While in eighth grade at Corryville Catholic Elementary School, staff introduced him to the not-yet-open DePaul Cristo Rey. “My family is Catholic and my mom wanted me to continue my Catholic education. The low cost of DPCR’s tuition appealed to her,” he recalls, “and I wanted to try something new.”

Rico remembers first meeting Sisters of Charity during the summer ahead of his freshman year when his fledgling class visited the Motherhouse. “That was a great experience. You never really know people until you can hear their stories and we heard their stories. They’re quiet but powerful women,” he says. “They had a vision before DPCR actually existed.”

That vision has had a tremendous impact on him. “I believe DePaul Cristo Rey has shaped me into who I am today,” he says. “The Corporate Work Study Program taught us professionalism, how to conduct ourselves, and we had resumes before we even started college. And our DPCR teachers kept pushing us. We received tremendous benefits that other schools don’t offer.”

Rico will be the first in his family to achieve a college degree. While at the Mount, he has been active in the Black Student Union promoting diversity and inclusion among his peers. While he continues to discern his specific career path, he knows he wants to be in a field that helps people. His family is very supportive; his father tells him, “I want you to do something you love to do.”

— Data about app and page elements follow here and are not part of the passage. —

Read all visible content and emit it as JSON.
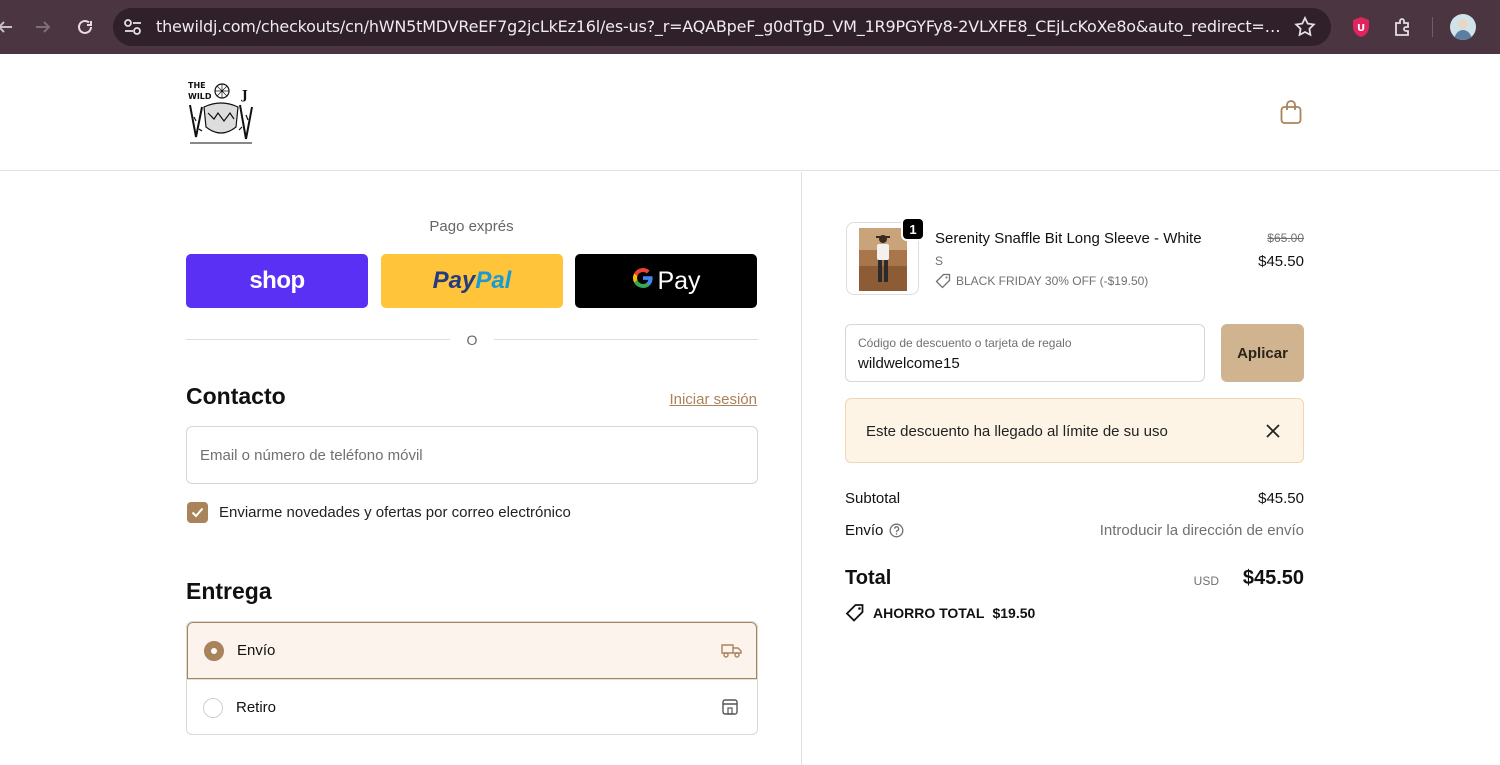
{
  "browser": {
    "url": "thewildj.com/checkouts/cn/hWN5tMDVReEF7g2jcLkEz16l/es-us?_r=AQABpeF_g0dTgD_VM_1R9PGYFy8-2VLXFE8_CEjLcKoXe8o&auto_redirect=false&skip_shop..."
  },
  "header": {
    "logo_text": "THE WILD J"
  },
  "express": {
    "title": "Pago exprés",
    "shop_label": "shop",
    "paypal_part1": "Pay",
    "paypal_part2": "Pal",
    "gpay_label": "Pay",
    "or_text": "O"
  },
  "contact": {
    "heading": "Contacto",
    "login_link": "Iniciar sesión",
    "email_placeholder": "Email o número de teléfono móvil",
    "newsletter_label": "Enviarme novedades y ofertas por correo electrónico",
    "newsletter_checked": true
  },
  "delivery": {
    "heading": "Entrega",
    "options": [
      {
        "label": "Envío",
        "selected": true
      },
      {
        "label": "Retiro",
        "selected": false
      }
    ]
  },
  "order": {
    "item": {
      "qty": "1",
      "name": "Serenity Snaffle Bit Long Sleeve - White",
      "variant": "S",
      "discount": "BLACK FRIDAY 30% OFF (-$19.50)",
      "price_old": "$65.00",
      "price_new": "$45.50"
    },
    "discount_field": {
      "label": "Código de descuento o tarjeta de regalo",
      "value": "wildwelcome15",
      "apply_label": "Aplicar"
    },
    "alert": "Este descuento ha llegado al límite de su uso",
    "subtotal_label": "Subtotal",
    "subtotal_value": "$45.50",
    "shipping_label": "Envío",
    "shipping_value": "Introducir la dirección de envío",
    "total_label": "Total",
    "total_currency": "USD",
    "total_value": "$45.50",
    "savings_label": "AHORRO TOTAL",
    "savings_value": "$19.50"
  },
  "colors": {
    "accent": "#a9835a",
    "shop_purple": "#5a31f4",
    "paypal_yellow": "#ffc439",
    "apply_bg": "#cfb48f",
    "alert_bg": "#fef4e6",
    "chrome_bg": "#4a3541"
  }
}
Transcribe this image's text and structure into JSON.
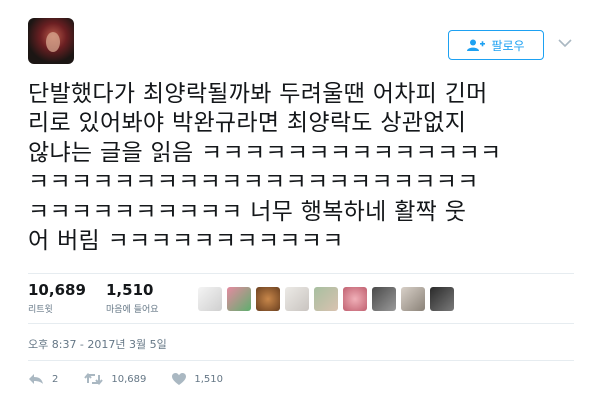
{
  "header": {
    "follow_label": "팔로우",
    "accent_color": "#1da1f2"
  },
  "tweet": {
    "lines": [
      "단발했다가 최양락될까봐 두려울땐 어차피 긴머",
      "리로 있어봐야 박완규라면 최양락도 상관없지",
      "않냐는 글을 읽음 ㅋㅋㅋㅋㅋㅋㅋㅋㅋㅋㅋㅋㅋㅋ",
      "ㅋㅋㅋㅋㅋㅋㅋㅋㅋㅋㅋㅋㅋㅋㅋㅋㅋㅋㅋㅋㅋ",
      "ㅋㅋㅋㅋㅋㅋㅋㅋㅋㅋ 너무 행복하네 활짝 웃",
      "어 버림 ㅋㅋㅋㅋㅋㅋㅋㅋㅋㅋㅋ"
    ]
  },
  "stats": {
    "retweets_count": "10,689",
    "retweets_label": "리트윗",
    "likes_count": "1,510",
    "likes_label": "마음에 들어요"
  },
  "timestamp": "오후 8:37 - 2017년 3월 5일",
  "actions": {
    "reply_count": "2",
    "retweet_count": "10,689",
    "like_count": "1,510"
  },
  "icons": {
    "follow": "add-person-icon",
    "caret": "chevron-down-icon",
    "reply": "reply-icon",
    "retweet": "retweet-icon",
    "like": "heart-icon"
  }
}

The mustard-seed idea and early vision of the Sisters of Charity are the roots of the school’s mission statement: “DePaul Cristo Rey High School, sponsored by the Sisters of Charity of Cincinnati, transforms students into high school and college graduates by helping them realize their full potential. Our Catholic, college prep curriculum and innovative work study program combine to form young women and men of integrity, faith, tenacity and purpose.” Rico and Theresa are inspiring examples of that mission come to life. As Theresa says, “Without DePaul Cristo Rey, I would not be where I am now – with so many options for my future.”